Scan the lines below for the string "convert" and copy every one that has it.

___ RECORDS TO USE ___

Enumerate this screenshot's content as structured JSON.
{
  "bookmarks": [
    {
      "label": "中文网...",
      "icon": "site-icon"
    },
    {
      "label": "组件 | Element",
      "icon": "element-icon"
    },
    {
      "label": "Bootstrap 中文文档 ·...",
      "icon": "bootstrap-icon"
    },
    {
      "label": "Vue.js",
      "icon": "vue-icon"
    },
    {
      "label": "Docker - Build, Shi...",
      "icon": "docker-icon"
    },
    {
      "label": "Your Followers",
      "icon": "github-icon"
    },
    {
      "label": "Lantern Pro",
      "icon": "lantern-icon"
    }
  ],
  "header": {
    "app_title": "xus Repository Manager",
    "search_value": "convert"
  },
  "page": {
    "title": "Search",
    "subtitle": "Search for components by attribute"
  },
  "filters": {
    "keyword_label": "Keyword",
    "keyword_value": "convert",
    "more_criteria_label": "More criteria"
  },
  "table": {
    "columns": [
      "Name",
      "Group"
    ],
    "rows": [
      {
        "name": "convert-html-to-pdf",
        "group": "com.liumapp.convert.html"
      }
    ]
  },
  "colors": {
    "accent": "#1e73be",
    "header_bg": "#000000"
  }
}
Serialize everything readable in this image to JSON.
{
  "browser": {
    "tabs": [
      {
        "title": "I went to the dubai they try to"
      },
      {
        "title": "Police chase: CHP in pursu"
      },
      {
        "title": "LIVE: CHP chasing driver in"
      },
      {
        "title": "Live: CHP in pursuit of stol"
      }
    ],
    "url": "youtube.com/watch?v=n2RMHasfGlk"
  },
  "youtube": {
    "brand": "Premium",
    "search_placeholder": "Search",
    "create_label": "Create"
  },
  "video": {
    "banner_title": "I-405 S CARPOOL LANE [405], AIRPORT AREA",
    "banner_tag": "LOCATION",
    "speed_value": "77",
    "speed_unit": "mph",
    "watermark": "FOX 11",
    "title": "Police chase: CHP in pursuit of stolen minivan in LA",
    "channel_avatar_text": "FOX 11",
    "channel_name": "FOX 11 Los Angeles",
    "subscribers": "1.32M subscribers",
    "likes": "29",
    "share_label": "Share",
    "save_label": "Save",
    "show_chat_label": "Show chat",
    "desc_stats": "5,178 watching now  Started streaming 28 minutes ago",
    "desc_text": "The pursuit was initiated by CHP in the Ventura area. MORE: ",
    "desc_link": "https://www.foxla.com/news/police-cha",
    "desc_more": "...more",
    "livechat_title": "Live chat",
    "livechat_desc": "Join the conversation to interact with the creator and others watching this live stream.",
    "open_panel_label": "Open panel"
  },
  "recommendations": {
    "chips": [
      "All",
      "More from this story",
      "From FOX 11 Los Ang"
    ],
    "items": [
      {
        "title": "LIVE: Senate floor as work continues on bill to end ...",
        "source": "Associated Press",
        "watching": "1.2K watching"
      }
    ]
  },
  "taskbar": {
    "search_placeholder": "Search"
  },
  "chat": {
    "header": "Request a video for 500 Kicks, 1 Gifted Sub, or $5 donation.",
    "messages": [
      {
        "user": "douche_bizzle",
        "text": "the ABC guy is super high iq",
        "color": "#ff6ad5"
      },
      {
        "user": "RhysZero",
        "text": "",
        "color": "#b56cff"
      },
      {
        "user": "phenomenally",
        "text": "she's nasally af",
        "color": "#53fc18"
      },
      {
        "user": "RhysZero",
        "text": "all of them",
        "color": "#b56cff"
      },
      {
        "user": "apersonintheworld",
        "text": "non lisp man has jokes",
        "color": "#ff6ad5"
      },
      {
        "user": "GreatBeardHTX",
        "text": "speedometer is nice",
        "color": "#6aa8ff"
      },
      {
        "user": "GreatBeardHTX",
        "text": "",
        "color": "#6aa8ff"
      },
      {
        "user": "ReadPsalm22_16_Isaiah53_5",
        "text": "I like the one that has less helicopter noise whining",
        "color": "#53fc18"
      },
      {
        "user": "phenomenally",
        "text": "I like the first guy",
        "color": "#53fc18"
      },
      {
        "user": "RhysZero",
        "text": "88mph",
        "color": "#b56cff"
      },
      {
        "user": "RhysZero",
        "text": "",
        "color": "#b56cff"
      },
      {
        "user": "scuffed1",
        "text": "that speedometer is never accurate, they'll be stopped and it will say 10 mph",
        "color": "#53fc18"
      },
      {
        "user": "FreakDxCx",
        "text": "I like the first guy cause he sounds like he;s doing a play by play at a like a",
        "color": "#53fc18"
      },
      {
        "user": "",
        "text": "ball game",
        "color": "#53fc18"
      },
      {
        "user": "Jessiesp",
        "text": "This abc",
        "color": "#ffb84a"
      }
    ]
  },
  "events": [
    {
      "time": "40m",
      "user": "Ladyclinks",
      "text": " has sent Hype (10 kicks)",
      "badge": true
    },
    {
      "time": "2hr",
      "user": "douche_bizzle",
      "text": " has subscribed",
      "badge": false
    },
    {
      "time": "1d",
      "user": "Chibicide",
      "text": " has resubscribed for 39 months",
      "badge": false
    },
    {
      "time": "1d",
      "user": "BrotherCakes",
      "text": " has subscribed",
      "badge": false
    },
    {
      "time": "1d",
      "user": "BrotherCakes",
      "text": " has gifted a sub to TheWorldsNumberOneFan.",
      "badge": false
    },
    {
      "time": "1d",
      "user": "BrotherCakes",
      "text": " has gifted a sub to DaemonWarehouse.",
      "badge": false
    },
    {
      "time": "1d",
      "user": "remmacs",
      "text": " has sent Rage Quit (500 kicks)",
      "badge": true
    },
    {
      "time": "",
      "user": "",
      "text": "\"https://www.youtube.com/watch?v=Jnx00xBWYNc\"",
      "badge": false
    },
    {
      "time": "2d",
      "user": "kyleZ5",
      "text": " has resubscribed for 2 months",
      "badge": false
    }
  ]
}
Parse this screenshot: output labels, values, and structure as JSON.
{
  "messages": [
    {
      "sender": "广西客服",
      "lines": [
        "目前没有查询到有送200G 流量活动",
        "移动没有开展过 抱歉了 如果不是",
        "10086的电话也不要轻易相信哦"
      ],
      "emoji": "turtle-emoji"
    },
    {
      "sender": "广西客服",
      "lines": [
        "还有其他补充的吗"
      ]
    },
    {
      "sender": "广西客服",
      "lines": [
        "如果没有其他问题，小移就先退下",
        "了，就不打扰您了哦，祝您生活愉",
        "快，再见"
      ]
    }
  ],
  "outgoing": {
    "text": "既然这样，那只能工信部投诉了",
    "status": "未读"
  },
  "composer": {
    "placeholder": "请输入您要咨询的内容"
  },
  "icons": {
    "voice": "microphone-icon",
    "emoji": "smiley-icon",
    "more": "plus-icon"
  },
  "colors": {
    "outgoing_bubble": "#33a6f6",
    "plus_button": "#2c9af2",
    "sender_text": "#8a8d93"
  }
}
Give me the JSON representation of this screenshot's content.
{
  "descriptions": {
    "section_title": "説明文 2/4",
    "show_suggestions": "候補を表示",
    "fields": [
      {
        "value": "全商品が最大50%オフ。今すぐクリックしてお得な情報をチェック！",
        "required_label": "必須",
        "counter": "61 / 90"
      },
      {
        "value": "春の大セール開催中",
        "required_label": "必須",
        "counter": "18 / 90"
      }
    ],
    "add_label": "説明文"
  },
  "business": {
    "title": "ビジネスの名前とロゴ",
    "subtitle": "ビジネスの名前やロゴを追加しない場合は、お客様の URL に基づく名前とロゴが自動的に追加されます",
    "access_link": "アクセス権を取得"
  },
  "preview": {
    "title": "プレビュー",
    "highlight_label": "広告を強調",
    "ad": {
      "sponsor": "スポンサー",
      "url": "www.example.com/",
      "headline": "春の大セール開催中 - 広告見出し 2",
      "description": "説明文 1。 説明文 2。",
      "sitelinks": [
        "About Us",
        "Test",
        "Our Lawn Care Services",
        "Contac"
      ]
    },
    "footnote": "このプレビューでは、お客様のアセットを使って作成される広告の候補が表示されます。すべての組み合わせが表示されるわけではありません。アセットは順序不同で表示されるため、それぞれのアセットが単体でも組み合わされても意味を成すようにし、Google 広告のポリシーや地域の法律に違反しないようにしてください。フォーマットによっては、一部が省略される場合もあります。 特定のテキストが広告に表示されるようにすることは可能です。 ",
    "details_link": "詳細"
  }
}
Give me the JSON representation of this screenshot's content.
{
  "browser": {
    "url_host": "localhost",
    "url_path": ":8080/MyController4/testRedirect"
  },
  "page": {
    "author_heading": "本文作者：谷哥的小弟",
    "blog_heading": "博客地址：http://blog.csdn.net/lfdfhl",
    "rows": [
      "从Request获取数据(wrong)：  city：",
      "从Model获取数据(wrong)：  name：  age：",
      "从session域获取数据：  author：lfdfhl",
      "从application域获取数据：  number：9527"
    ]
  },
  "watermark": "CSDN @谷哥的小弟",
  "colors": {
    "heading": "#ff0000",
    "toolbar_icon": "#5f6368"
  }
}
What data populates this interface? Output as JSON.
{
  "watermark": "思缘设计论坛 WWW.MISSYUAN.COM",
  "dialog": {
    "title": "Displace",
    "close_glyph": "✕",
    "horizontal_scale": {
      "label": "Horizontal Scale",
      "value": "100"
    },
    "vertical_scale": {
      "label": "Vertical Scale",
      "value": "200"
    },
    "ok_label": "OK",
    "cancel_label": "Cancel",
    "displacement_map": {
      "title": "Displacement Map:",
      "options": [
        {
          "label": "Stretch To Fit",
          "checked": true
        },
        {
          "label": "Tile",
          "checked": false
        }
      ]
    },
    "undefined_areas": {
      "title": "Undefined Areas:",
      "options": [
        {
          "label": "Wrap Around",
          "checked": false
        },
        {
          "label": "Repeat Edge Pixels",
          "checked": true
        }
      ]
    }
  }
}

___

# RESULT OF THE TASK
    "search_value": "convert"
    "keyword_value": "convert",
        "name": "convert-html-to-pdf",
        "group": "com.liumapp.convert.html"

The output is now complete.